Dataset extract:

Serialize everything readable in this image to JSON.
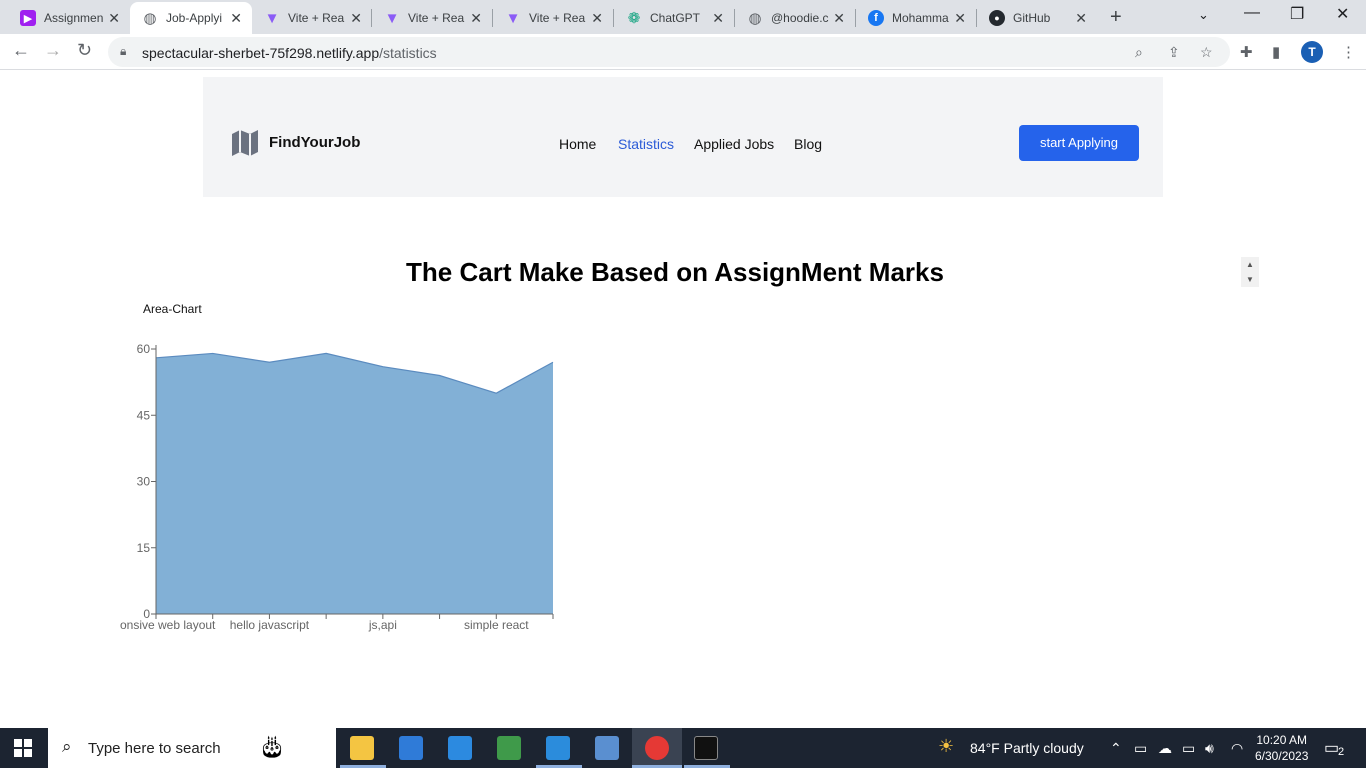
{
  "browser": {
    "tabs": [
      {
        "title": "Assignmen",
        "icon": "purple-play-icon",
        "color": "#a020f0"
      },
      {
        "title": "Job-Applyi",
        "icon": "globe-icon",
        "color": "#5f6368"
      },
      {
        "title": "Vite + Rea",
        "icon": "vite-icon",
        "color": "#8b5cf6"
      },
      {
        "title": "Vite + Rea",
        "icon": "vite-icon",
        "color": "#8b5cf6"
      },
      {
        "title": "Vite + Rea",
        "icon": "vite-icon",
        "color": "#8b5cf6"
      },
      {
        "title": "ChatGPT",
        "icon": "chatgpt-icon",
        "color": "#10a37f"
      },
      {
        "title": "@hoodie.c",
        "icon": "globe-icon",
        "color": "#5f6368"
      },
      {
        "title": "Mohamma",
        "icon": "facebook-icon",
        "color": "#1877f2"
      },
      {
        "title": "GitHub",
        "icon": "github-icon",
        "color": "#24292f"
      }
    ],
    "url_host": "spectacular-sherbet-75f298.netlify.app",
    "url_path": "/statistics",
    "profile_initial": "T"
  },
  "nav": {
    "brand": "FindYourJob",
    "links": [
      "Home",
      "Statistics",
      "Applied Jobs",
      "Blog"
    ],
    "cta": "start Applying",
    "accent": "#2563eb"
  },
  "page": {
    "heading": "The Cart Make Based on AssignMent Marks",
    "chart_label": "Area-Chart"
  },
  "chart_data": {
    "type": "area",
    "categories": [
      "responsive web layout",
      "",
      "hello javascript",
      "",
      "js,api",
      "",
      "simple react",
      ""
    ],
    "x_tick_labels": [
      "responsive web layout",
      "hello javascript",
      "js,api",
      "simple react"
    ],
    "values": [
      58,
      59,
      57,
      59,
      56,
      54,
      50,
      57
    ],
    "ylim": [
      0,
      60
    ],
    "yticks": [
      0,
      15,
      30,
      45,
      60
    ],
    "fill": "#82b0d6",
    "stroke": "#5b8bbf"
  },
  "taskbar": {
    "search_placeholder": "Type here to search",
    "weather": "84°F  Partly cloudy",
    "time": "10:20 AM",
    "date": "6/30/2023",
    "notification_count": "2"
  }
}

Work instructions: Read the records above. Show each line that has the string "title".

Response area:
        "title": "Assignmen",
        "title": "Job-Applyi",
        "title": "Vite + Rea",
        "title": "Vite + Rea",
        "title": "Vite + Rea",
        "title": "ChatGPT",
        "title": "@hoodie.c",
        "title": "Mohamma",
        "title": "GitHub",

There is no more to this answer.